(Data entries)
◇ ◇ ◇ ◇
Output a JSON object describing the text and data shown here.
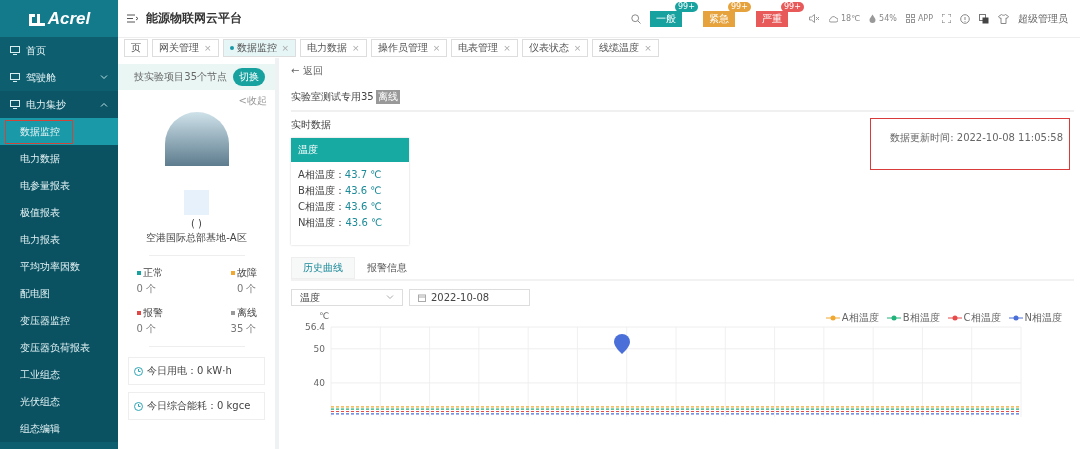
{
  "logo": {
    "text": "Acrel"
  },
  "header": {
    "title": "能源物联网云平台",
    "alarms": [
      {
        "label": "一般",
        "count": "99+",
        "color": "#17a2a0"
      },
      {
        "label": "紧急",
        "count": "99+",
        "color": "#e6a23c"
      },
      {
        "label": "严重",
        "count": "99+",
        "color": "#e8595a"
      }
    ],
    "temperature": "18℃",
    "humidity": "54%",
    "app": "APP",
    "user": "超级管理员"
  },
  "tabs": [
    {
      "label": "页",
      "selected": false
    },
    {
      "label": "网关管理",
      "selected": false,
      "close": "×"
    },
    {
      "label": "数据监控",
      "selected": true,
      "close": "×"
    },
    {
      "label": "电力数据",
      "selected": false,
      "close": "×"
    },
    {
      "label": "操作员管理",
      "selected": false,
      "close": "×"
    },
    {
      "label": "电表管理",
      "selected": false,
      "close": "×"
    },
    {
      "label": "仪表状态",
      "selected": false,
      "close": "×"
    },
    {
      "label": "线缆温度",
      "selected": false,
      "close": "×"
    }
  ],
  "sidebar": {
    "items": [
      {
        "label": "首页"
      },
      {
        "label": "驾驶舱",
        "expanded": false
      },
      {
        "label": "电力集抄",
        "expanded": true,
        "children": [
          {
            "label": "数据监控",
            "selected": true
          },
          {
            "label": "电力数据",
            "selected": false
          },
          {
            "label": "电参量报表",
            "selected": false
          },
          {
            "label": "极值报表",
            "selected": false
          },
          {
            "label": "电力报表",
            "selected": false
          },
          {
            "label": "平均功率因数",
            "selected": false
          },
          {
            "label": "配电图",
            "selected": false
          },
          {
            "label": "变压器监控",
            "selected": false
          },
          {
            "label": "变压器负荷报表",
            "selected": false
          },
          {
            "label": "工业组态",
            "selected": false
          },
          {
            "label": "光伏组态",
            "selected": false
          },
          {
            "label": "组态编辑",
            "selected": false
          }
        ]
      }
    ]
  },
  "project_panel": {
    "project": "技实验项目35个节点",
    "switch": "切换",
    "collapse": "<收起",
    "placeholder_text": "( )",
    "site": "空港国际总部基地-A区",
    "stats": [
      {
        "label": "正常",
        "count": "0 个",
        "color": "#17a2a0"
      },
      {
        "label": "故障",
        "count": "0 个",
        "color": "#f0a830"
      },
      {
        "label": "报警",
        "count": "0 个",
        "color": "#e04848"
      },
      {
        "label": "离线",
        "count": "35 个",
        "color": "#999999"
      }
    ],
    "summaries": [
      "今日用电：0 kW·h",
      "今日综合能耗：0 kgce"
    ]
  },
  "main": {
    "back": "← 返回",
    "device": "实验室测试专用35",
    "device_status": "离线",
    "realtime_title": "实时数据",
    "update_time": "数据更新时间: 2022-10-08 11:05:58",
    "card": {
      "title": "温度",
      "rows": [
        {
          "label": "A相温度：",
          "value": "43.7 ℃"
        },
        {
          "label": "B相温度：",
          "value": "43.6 ℃"
        },
        {
          "label": "C相温度：",
          "value": "43.6 ℃"
        },
        {
          "label": "N相温度：",
          "value": "43.6 ℃"
        }
      ]
    },
    "subtabs": [
      {
        "label": "历史曲线",
        "selected": true
      },
      {
        "label": "报警信息",
        "selected": false
      }
    ],
    "metric_select": "温度",
    "date": "2022-10-08",
    "chart_data": {
      "type": "line",
      "ylabel": "℃",
      "ylim": [
        30,
        56.4
      ],
      "yticks": [
        40,
        50,
        56.4
      ],
      "grid": true,
      "legend": true,
      "series": [
        {
          "name": "A相温度",
          "color": "#f0a830",
          "line_style": "dashed",
          "values": [
            33,
            33,
            33,
            33,
            33,
            33,
            33,
            33,
            33,
            33,
            33,
            33,
            33,
            33,
            33,
            33,
            33,
            33,
            33,
            33,
            33,
            33,
            33,
            33
          ]
        },
        {
          "name": "B相温度",
          "color": "#20b27a",
          "line_style": "dashed",
          "values": [
            32.3,
            32.3,
            32.3,
            32.3,
            32.3,
            32.3,
            32.3,
            32.3,
            32.3,
            32.3,
            32.3,
            32.3,
            32.3,
            32.3,
            32.3,
            32.3,
            32.3,
            32.3,
            32.3,
            32.3,
            32.3,
            32.3,
            32.3,
            32.3
          ]
        },
        {
          "name": "C相温度",
          "color": "#e84a4a",
          "line_style": "dashed",
          "values": [
            31.6,
            31.6,
            31.6,
            31.6,
            31.6,
            31.6,
            31.6,
            31.6,
            31.6,
            31.6,
            31.6,
            31.6,
            31.6,
            31.6,
            31.6,
            31.6,
            31.6,
            31.6,
            31.6,
            31.6,
            31.6,
            31.6,
            31.6,
            31.6
          ]
        },
        {
          "name": "N相温度",
          "color": "#4a6fd8",
          "line_style": "dashed",
          "values": [
            30.9,
            30.9,
            30.9,
            30.9,
            30.9,
            30.9,
            30.9,
            30.9,
            30.9,
            30.9,
            30.9,
            30.9,
            30.9,
            30.9,
            30.9,
            30.9,
            30.9,
            30.9,
            30.9,
            30.9,
            30.9,
            30.9,
            30.9,
            30.9
          ]
        }
      ]
    }
  }
}
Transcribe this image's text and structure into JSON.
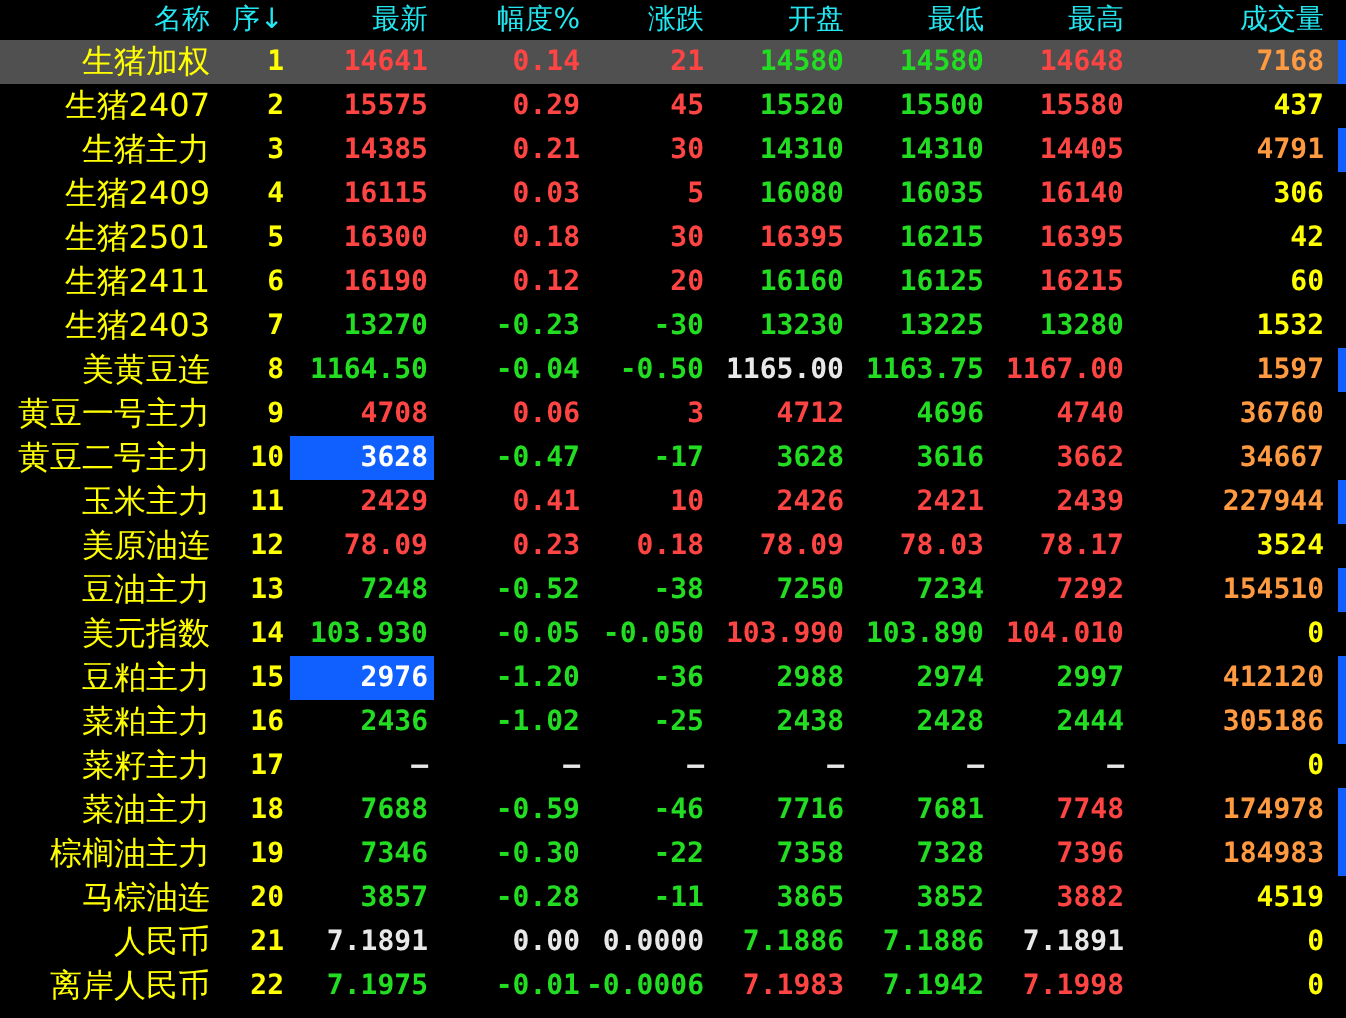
{
  "columns": [
    "名称",
    "序↓",
    "最新",
    "幅度%",
    "涨跌",
    "开盘",
    "最低",
    "最高",
    "成交量"
  ],
  "rows": [
    {
      "name": "生猪加权",
      "seq": "1",
      "selected": true,
      "marker": true,
      "latest_highlighted": false,
      "cells": [
        {
          "text": "14641",
          "color": "#ff4444"
        },
        {
          "text": "0.14",
          "color": "#ff4444"
        },
        {
          "text": "21",
          "color": "#ff4444"
        },
        {
          "text": "14580",
          "color": "#22dd22"
        },
        {
          "text": "14580",
          "color": "#22dd22"
        },
        {
          "text": "14648",
          "color": "#ff4444"
        },
        {
          "text": "7168",
          "color": "#ff9a40"
        }
      ]
    },
    {
      "name": "生猪2407",
      "seq": "2",
      "selected": false,
      "marker": false,
      "latest_highlighted": false,
      "cells": [
        {
          "text": "15575",
          "color": "#ff4444"
        },
        {
          "text": "0.29",
          "color": "#ff4444"
        },
        {
          "text": "45",
          "color": "#ff4444"
        },
        {
          "text": "15520",
          "color": "#22dd22"
        },
        {
          "text": "15500",
          "color": "#22dd22"
        },
        {
          "text": "15580",
          "color": "#ff4444"
        },
        {
          "text": "437",
          "color": "#ffff00"
        }
      ]
    },
    {
      "name": "生猪主力",
      "seq": "3",
      "selected": false,
      "marker": true,
      "latest_highlighted": false,
      "cells": [
        {
          "text": "14385",
          "color": "#ff4444"
        },
        {
          "text": "0.21",
          "color": "#ff4444"
        },
        {
          "text": "30",
          "color": "#ff4444"
        },
        {
          "text": "14310",
          "color": "#22dd22"
        },
        {
          "text": "14310",
          "color": "#22dd22"
        },
        {
          "text": "14405",
          "color": "#ff4444"
        },
        {
          "text": "4791",
          "color": "#ff9a40"
        }
      ]
    },
    {
      "name": "生猪2409",
      "seq": "4",
      "selected": false,
      "marker": false,
      "latest_highlighted": false,
      "cells": [
        {
          "text": "16115",
          "color": "#ff4444"
        },
        {
          "text": "0.03",
          "color": "#ff4444"
        },
        {
          "text": "5",
          "color": "#ff4444"
        },
        {
          "text": "16080",
          "color": "#22dd22"
        },
        {
          "text": "16035",
          "color": "#22dd22"
        },
        {
          "text": "16140",
          "color": "#ff4444"
        },
        {
          "text": "306",
          "color": "#ffff00"
        }
      ]
    },
    {
      "name": "生猪2501",
      "seq": "5",
      "selected": false,
      "marker": false,
      "latest_highlighted": false,
      "cells": [
        {
          "text": "16300",
          "color": "#ff4444"
        },
        {
          "text": "0.18",
          "color": "#ff4444"
        },
        {
          "text": "30",
          "color": "#ff4444"
        },
        {
          "text": "16395",
          "color": "#ff4444"
        },
        {
          "text": "16215",
          "color": "#22dd22"
        },
        {
          "text": "16395",
          "color": "#ff4444"
        },
        {
          "text": "42",
          "color": "#ffff00"
        }
      ]
    },
    {
      "name": "生猪2411",
      "seq": "6",
      "selected": false,
      "marker": false,
      "latest_highlighted": false,
      "cells": [
        {
          "text": "16190",
          "color": "#ff4444"
        },
        {
          "text": "0.12",
          "color": "#ff4444"
        },
        {
          "text": "20",
          "color": "#ff4444"
        },
        {
          "text": "16160",
          "color": "#22dd22"
        },
        {
          "text": "16125",
          "color": "#22dd22"
        },
        {
          "text": "16215",
          "color": "#ff4444"
        },
        {
          "text": "60",
          "color": "#ffff00"
        }
      ]
    },
    {
      "name": "生猪2403",
      "seq": "7",
      "selected": false,
      "marker": false,
      "latest_highlighted": false,
      "cells": [
        {
          "text": "13270",
          "color": "#22dd22"
        },
        {
          "text": "-0.23",
          "color": "#22dd22"
        },
        {
          "text": "-30",
          "color": "#22dd22"
        },
        {
          "text": "13230",
          "color": "#22dd22"
        },
        {
          "text": "13225",
          "color": "#22dd22"
        },
        {
          "text": "13280",
          "color": "#22dd22"
        },
        {
          "text": "1532",
          "color": "#ffff00"
        }
      ]
    },
    {
      "name": "美黄豆连",
      "seq": "8",
      "selected": false,
      "marker": true,
      "latest_highlighted": false,
      "cells": [
        {
          "text": "1164.50",
          "color": "#22dd22"
        },
        {
          "text": "-0.04",
          "color": "#22dd22"
        },
        {
          "text": "-0.50",
          "color": "#22dd22"
        },
        {
          "text": "1165.00",
          "color": "#e8e8e8"
        },
        {
          "text": "1163.75",
          "color": "#22dd22"
        },
        {
          "text": "1167.00",
          "color": "#ff4444"
        },
        {
          "text": "1597",
          "color": "#ff9a40"
        }
      ]
    },
    {
      "name": "黄豆一号主力",
      "seq": "9",
      "selected": false,
      "marker": false,
      "latest_highlighted": false,
      "cells": [
        {
          "text": "4708",
          "color": "#ff4444"
        },
        {
          "text": "0.06",
          "color": "#ff4444"
        },
        {
          "text": "3",
          "color": "#ff4444"
        },
        {
          "text": "4712",
          "color": "#ff4444"
        },
        {
          "text": "4696",
          "color": "#22dd22"
        },
        {
          "text": "4740",
          "color": "#ff4444"
        },
        {
          "text": "36760",
          "color": "#ff9a40"
        }
      ]
    },
    {
      "name": "黄豆二号主力",
      "seq": "10",
      "selected": false,
      "marker": false,
      "latest_highlighted": true,
      "cells": [
        {
          "text": "3628"
        },
        {
          "text": "-0.47",
          "color": "#22dd22"
        },
        {
          "text": "-17",
          "color": "#22dd22"
        },
        {
          "text": "3628",
          "color": "#22dd22"
        },
        {
          "text": "3616",
          "color": "#22dd22"
        },
        {
          "text": "3662",
          "color": "#ff4444"
        },
        {
          "text": "34667",
          "color": "#ff9a40"
        }
      ]
    },
    {
      "name": "玉米主力",
      "seq": "11",
      "selected": false,
      "marker": true,
      "latest_highlighted": false,
      "cells": [
        {
          "text": "2429",
          "color": "#ff4444"
        },
        {
          "text": "0.41",
          "color": "#ff4444"
        },
        {
          "text": "10",
          "color": "#ff4444"
        },
        {
          "text": "2426",
          "color": "#ff4444"
        },
        {
          "text": "2421",
          "color": "#ff4444"
        },
        {
          "text": "2439",
          "color": "#ff4444"
        },
        {
          "text": "227944",
          "color": "#ff9a40"
        }
      ]
    },
    {
      "name": "美原油连",
      "seq": "12",
      "selected": false,
      "marker": false,
      "latest_highlighted": false,
      "cells": [
        {
          "text": "78.09",
          "color": "#ff4444"
        },
        {
          "text": "0.23",
          "color": "#ff4444"
        },
        {
          "text": "0.18",
          "color": "#ff4444"
        },
        {
          "text": "78.09",
          "color": "#ff4444"
        },
        {
          "text": "78.03",
          "color": "#ff4444"
        },
        {
          "text": "78.17",
          "color": "#ff4444"
        },
        {
          "text": "3524",
          "color": "#ffff00"
        }
      ]
    },
    {
      "name": "豆油主力",
      "seq": "13",
      "selected": false,
      "marker": true,
      "latest_highlighted": false,
      "cells": [
        {
          "text": "7248",
          "color": "#22dd22"
        },
        {
          "text": "-0.52",
          "color": "#22dd22"
        },
        {
          "text": "-38",
          "color": "#22dd22"
        },
        {
          "text": "7250",
          "color": "#22dd22"
        },
        {
          "text": "7234",
          "color": "#22dd22"
        },
        {
          "text": "7292",
          "color": "#ff4444"
        },
        {
          "text": "154510",
          "color": "#ff9a40"
        }
      ]
    },
    {
      "name": "美元指数",
      "seq": "14",
      "selected": false,
      "marker": false,
      "latest_highlighted": false,
      "cells": [
        {
          "text": "103.930",
          "color": "#22dd22"
        },
        {
          "text": "-0.05",
          "color": "#22dd22"
        },
        {
          "text": "-0.050",
          "color": "#22dd22"
        },
        {
          "text": "103.990",
          "color": "#ff4444"
        },
        {
          "text": "103.890",
          "color": "#22dd22"
        },
        {
          "text": "104.010",
          "color": "#ff4444"
        },
        {
          "text": "0",
          "color": "#ffff00"
        }
      ]
    },
    {
      "name": "豆粕主力",
      "seq": "15",
      "selected": false,
      "marker": true,
      "latest_highlighted": true,
      "cells": [
        {
          "text": "2976"
        },
        {
          "text": "-1.20",
          "color": "#22dd22"
        },
        {
          "text": "-36",
          "color": "#22dd22"
        },
        {
          "text": "2988",
          "color": "#22dd22"
        },
        {
          "text": "2974",
          "color": "#22dd22"
        },
        {
          "text": "2997",
          "color": "#22dd22"
        },
        {
          "text": "412120",
          "color": "#ff9a40"
        }
      ]
    },
    {
      "name": "菜粕主力",
      "seq": "16",
      "selected": false,
      "marker": true,
      "latest_highlighted": false,
      "cells": [
        {
          "text": "2436",
          "color": "#22dd22"
        },
        {
          "text": "-1.02",
          "color": "#22dd22"
        },
        {
          "text": "-25",
          "color": "#22dd22"
        },
        {
          "text": "2438",
          "color": "#22dd22"
        },
        {
          "text": "2428",
          "color": "#22dd22"
        },
        {
          "text": "2444",
          "color": "#22dd22"
        },
        {
          "text": "305186",
          "color": "#ff9a40"
        }
      ]
    },
    {
      "name": "菜籽主力",
      "seq": "17",
      "selected": false,
      "marker": false,
      "latest_highlighted": false,
      "cells": [
        {
          "text": "—",
          "color": "#e8e8e8"
        },
        {
          "text": "—",
          "color": "#e8e8e8"
        },
        {
          "text": "—",
          "color": "#e8e8e8"
        },
        {
          "text": "—",
          "color": "#e8e8e8"
        },
        {
          "text": "—",
          "color": "#e8e8e8"
        },
        {
          "text": "—",
          "color": "#e8e8e8"
        },
        {
          "text": "0",
          "color": "#ffff00"
        }
      ]
    },
    {
      "name": "菜油主力",
      "seq": "18",
      "selected": false,
      "marker": true,
      "latest_highlighted": false,
      "cells": [
        {
          "text": "7688",
          "color": "#22dd22"
        },
        {
          "text": "-0.59",
          "color": "#22dd22"
        },
        {
          "text": "-46",
          "color": "#22dd22"
        },
        {
          "text": "7716",
          "color": "#22dd22"
        },
        {
          "text": "7681",
          "color": "#22dd22"
        },
        {
          "text": "7748",
          "color": "#ff4444"
        },
        {
          "text": "174978",
          "color": "#ff9a40"
        }
      ]
    },
    {
      "name": "棕榈油主力",
      "seq": "19",
      "selected": false,
      "marker": true,
      "latest_highlighted": false,
      "cells": [
        {
          "text": "7346",
          "color": "#22dd22"
        },
        {
          "text": "-0.30",
          "color": "#22dd22"
        },
        {
          "text": "-22",
          "color": "#22dd22"
        },
        {
          "text": "7358",
          "color": "#22dd22"
        },
        {
          "text": "7328",
          "color": "#22dd22"
        },
        {
          "text": "7396",
          "color": "#ff4444"
        },
        {
          "text": "184983",
          "color": "#ff9a40"
        }
      ]
    },
    {
      "name": "马棕油连",
      "seq": "20",
      "selected": false,
      "marker": false,
      "latest_highlighted": false,
      "cells": [
        {
          "text": "3857",
          "color": "#22dd22"
        },
        {
          "text": "-0.28",
          "color": "#22dd22"
        },
        {
          "text": "-11",
          "color": "#22dd22"
        },
        {
          "text": "3865",
          "color": "#22dd22"
        },
        {
          "text": "3852",
          "color": "#22dd22"
        },
        {
          "text": "3882",
          "color": "#ff4444"
        },
        {
          "text": "4519",
          "color": "#ffff00"
        }
      ]
    },
    {
      "name": "人民币",
      "seq": "21",
      "selected": false,
      "marker": false,
      "latest_highlighted": false,
      "cells": [
        {
          "text": "7.1891",
          "color": "#e8e8e8"
        },
        {
          "text": "0.00",
          "color": "#e8e8e8"
        },
        {
          "text": "0.0000",
          "color": "#e8e8e8"
        },
        {
          "text": "7.1886",
          "color": "#22dd22"
        },
        {
          "text": "7.1886",
          "color": "#22dd22"
        },
        {
          "text": "7.1891",
          "color": "#e8e8e8"
        },
        {
          "text": "0",
          "color": "#ffff00"
        }
      ]
    },
    {
      "name": "离岸人民币",
      "seq": "22",
      "selected": false,
      "marker": false,
      "latest_highlighted": false,
      "cells": [
        {
          "text": "7.1975",
          "color": "#22dd22"
        },
        {
          "text": "-0.01",
          "color": "#22dd22"
        },
        {
          "text": "-0.0006",
          "color": "#22dd22"
        },
        {
          "text": "7.1983",
          "color": "#ff4444"
        },
        {
          "text": "7.1942",
          "color": "#22dd22"
        },
        {
          "text": "7.1998",
          "color": "#ff4444"
        },
        {
          "text": "0",
          "color": "#ffff00"
        }
      ]
    }
  ]
}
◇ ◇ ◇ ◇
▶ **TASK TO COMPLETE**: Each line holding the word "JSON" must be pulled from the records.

▶ **ANSWER FOR THE TASK**:
Output a JSON object describing the text and data shown here.
Transcribe this image's text and structure into JSON.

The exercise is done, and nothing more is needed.